WORK REQUIRED
The answer must consist of each line below that contains the word "Probability", copied in full.

[Page and application data records]
• • • •

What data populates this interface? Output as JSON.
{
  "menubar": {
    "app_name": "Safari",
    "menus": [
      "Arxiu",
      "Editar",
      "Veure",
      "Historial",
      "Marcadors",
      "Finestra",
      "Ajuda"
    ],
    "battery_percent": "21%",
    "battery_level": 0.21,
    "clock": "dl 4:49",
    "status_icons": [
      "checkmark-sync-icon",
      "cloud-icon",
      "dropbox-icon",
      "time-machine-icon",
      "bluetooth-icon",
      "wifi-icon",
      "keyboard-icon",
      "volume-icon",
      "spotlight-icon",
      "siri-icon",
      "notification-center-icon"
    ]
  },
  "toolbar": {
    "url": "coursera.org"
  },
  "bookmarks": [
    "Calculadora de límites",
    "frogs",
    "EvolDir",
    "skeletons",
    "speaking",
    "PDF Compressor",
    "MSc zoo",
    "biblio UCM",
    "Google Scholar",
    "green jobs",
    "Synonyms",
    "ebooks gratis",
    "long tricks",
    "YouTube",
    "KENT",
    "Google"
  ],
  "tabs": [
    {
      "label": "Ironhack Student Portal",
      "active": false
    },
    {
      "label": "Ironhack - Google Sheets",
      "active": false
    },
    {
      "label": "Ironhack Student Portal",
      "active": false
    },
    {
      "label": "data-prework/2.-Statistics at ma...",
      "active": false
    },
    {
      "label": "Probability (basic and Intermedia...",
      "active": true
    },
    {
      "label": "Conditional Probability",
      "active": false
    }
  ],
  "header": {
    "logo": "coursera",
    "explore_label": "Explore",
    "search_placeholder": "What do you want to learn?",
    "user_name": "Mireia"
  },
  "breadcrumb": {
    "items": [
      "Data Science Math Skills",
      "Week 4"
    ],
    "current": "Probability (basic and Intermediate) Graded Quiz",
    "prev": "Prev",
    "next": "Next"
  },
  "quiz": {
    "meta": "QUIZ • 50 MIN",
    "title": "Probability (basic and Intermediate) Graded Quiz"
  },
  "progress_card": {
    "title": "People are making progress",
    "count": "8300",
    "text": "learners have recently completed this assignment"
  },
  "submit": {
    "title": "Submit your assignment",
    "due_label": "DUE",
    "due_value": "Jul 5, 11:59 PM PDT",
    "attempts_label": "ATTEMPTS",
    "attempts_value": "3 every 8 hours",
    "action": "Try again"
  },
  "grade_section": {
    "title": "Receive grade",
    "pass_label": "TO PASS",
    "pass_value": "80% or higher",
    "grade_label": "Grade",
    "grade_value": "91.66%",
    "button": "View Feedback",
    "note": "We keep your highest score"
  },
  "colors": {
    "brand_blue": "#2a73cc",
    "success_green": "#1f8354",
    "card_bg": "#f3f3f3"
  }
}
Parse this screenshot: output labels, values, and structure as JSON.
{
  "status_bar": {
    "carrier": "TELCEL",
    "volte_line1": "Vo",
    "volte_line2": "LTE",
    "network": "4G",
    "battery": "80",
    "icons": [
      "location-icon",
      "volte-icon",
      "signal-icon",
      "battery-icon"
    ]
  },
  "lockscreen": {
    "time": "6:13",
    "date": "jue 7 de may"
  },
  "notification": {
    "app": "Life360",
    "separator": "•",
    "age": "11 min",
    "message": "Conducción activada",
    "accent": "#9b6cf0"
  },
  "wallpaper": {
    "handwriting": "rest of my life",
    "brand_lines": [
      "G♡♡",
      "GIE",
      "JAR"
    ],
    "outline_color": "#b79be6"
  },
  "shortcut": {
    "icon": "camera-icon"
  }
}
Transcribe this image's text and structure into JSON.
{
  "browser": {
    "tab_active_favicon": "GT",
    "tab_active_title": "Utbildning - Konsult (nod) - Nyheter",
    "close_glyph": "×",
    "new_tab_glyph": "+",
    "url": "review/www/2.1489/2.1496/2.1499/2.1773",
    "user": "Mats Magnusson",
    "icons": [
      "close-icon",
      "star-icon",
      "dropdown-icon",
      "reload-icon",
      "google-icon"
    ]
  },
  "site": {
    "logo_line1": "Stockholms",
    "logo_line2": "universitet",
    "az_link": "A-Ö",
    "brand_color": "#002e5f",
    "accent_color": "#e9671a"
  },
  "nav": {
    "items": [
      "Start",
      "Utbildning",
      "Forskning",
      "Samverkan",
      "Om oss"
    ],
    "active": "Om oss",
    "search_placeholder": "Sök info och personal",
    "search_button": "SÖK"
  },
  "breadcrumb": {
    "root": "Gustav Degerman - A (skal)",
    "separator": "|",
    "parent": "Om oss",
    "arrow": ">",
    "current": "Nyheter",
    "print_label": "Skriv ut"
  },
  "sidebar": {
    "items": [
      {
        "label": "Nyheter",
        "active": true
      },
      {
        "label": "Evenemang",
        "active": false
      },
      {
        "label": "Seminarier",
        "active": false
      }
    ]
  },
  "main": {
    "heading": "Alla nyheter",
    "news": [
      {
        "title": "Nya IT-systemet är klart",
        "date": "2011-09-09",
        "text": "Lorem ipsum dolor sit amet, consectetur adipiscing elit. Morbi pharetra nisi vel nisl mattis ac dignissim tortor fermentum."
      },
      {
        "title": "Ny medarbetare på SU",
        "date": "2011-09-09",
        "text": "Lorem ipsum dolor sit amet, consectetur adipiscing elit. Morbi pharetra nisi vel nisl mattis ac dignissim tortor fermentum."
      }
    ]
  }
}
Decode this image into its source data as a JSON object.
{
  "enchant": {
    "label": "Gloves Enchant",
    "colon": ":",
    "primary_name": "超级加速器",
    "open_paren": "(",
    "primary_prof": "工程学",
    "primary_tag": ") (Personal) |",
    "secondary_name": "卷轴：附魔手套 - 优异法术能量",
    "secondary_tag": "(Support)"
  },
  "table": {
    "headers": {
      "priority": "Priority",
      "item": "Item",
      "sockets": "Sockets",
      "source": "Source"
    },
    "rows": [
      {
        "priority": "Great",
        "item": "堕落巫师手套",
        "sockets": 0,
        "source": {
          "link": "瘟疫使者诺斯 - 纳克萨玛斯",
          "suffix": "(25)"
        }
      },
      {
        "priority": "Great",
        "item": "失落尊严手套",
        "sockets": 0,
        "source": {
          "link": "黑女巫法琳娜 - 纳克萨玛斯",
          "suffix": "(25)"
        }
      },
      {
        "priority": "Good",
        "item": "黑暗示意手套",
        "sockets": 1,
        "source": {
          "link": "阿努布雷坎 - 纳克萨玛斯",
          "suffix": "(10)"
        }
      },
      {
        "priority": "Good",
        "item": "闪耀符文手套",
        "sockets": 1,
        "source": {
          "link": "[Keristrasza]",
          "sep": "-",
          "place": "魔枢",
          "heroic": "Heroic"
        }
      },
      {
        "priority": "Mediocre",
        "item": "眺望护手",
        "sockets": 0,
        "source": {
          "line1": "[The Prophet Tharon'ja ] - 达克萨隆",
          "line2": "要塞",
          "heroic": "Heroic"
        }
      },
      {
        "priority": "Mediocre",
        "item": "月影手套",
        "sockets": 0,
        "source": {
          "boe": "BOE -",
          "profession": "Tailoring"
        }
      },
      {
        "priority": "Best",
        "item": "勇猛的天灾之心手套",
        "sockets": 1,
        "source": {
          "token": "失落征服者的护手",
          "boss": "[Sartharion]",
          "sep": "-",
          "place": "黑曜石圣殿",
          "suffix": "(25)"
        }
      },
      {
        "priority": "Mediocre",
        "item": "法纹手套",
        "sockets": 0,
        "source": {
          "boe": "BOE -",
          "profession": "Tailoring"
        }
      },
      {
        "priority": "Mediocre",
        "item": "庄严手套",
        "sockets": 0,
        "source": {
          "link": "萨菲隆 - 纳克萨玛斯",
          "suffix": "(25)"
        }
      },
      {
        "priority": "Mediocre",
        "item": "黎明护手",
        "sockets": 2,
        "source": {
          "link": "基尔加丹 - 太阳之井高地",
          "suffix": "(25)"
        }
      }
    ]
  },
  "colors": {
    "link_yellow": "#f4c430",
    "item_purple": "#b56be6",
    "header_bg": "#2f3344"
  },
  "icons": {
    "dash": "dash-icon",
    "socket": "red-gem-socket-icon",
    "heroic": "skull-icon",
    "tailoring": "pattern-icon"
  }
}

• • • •

ANSWER FOR THE TASK
      "label": "Probability (basic and Intermedia...",
      "label": "Conditional Probability",
    "current": "Probability (basic and Intermediate) Graded Quiz",
    "title": "Probability (basic and Intermediate) Graded Quiz"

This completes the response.